About 60% of all food consumed in the U.S. has a relationship with the bee through pollination. The services these oft feared insects provide is beyond measure. In fiscal terms, America would lose an estimated $20 billion in crops without the pollination bees provide. Lately however, their numbers are declining fast due to the varroa mite, an invasive species first found in the U.S. in 1987. Phenomenons such as this underscore one of the potentially negative economic consequences of globalization. While much of the world has enjoyed the economic pleasures of the expanding global market, the increased proliferation of world trade allows for a greater exchange of invasive species such as the varroa mite. More details on this issue can be found in The Economist (subscription required).
« Back to Home Page
BeeWare – A Cautionary Look at Globalization
Fireside Chat: Live
Where we’re going
- Fargo106 on Eden Foods Endures Customer Backlash for Birth Control Stance
- Commnt8r on Biomimicry Lessons for Business
- Doherty John on Insurance Rates up 50% for Oil Companies – Thanks BP!
- Scott Wiederoder on 3p Weekend: 11 Companies That Hire the Formerly Incarcerated
- Tim Gieseke on Financing Conservation Through Payment for Ecosystem Services (PES)
- Offshore Wind Farm
- SCS Global Services Releases Updated Recycled Content Certification Standard
- Live Twitter Chat: Kimberly-Clark Marks Fifth Anniversary Of Forest Conservation w/Greenpeace
- 20 Ventures Named to Accelerator Phase of Big C Competition to Change the Way the World Lives with Cancer
- Oscar Nominees, Halo and Freekibble.com Feed Los Angeles Pets in Need

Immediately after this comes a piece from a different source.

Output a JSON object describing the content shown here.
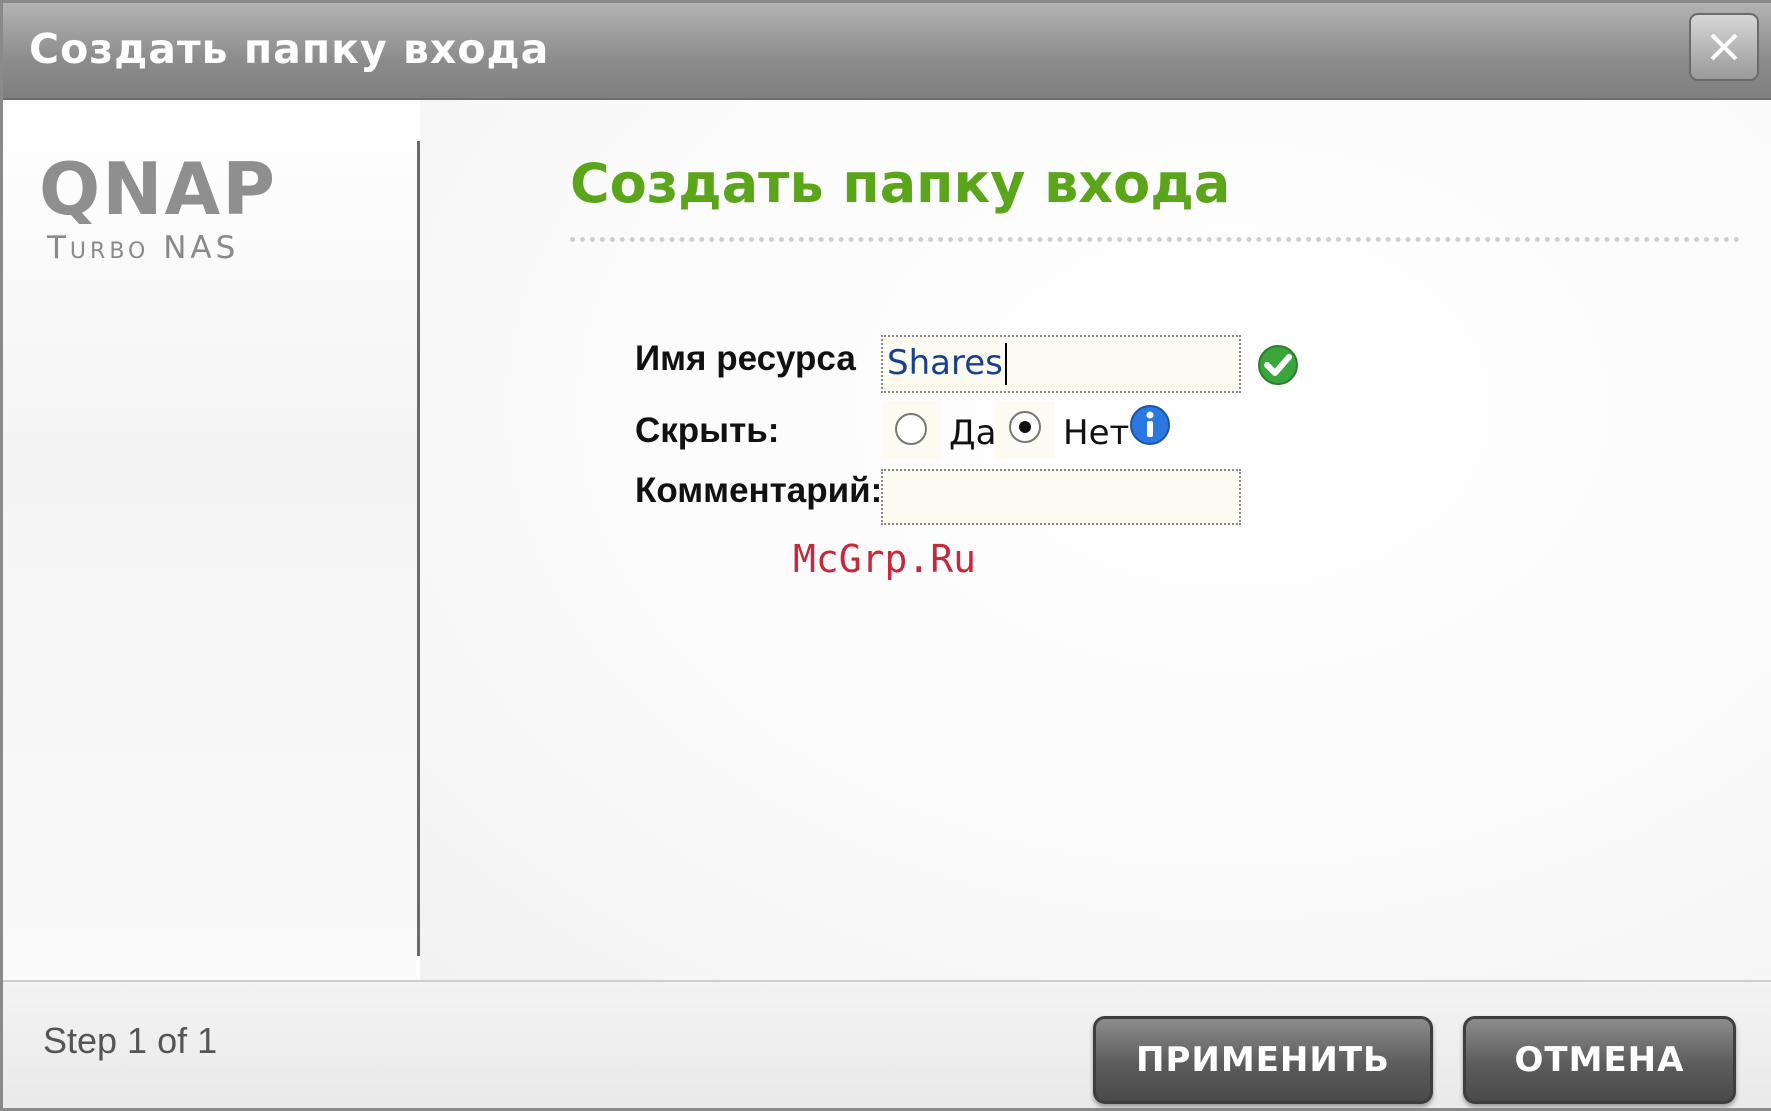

- Launch of New Electric Vehicle Charging Stations at Caesars Resorts Revs Up Sustainable Experience for Guests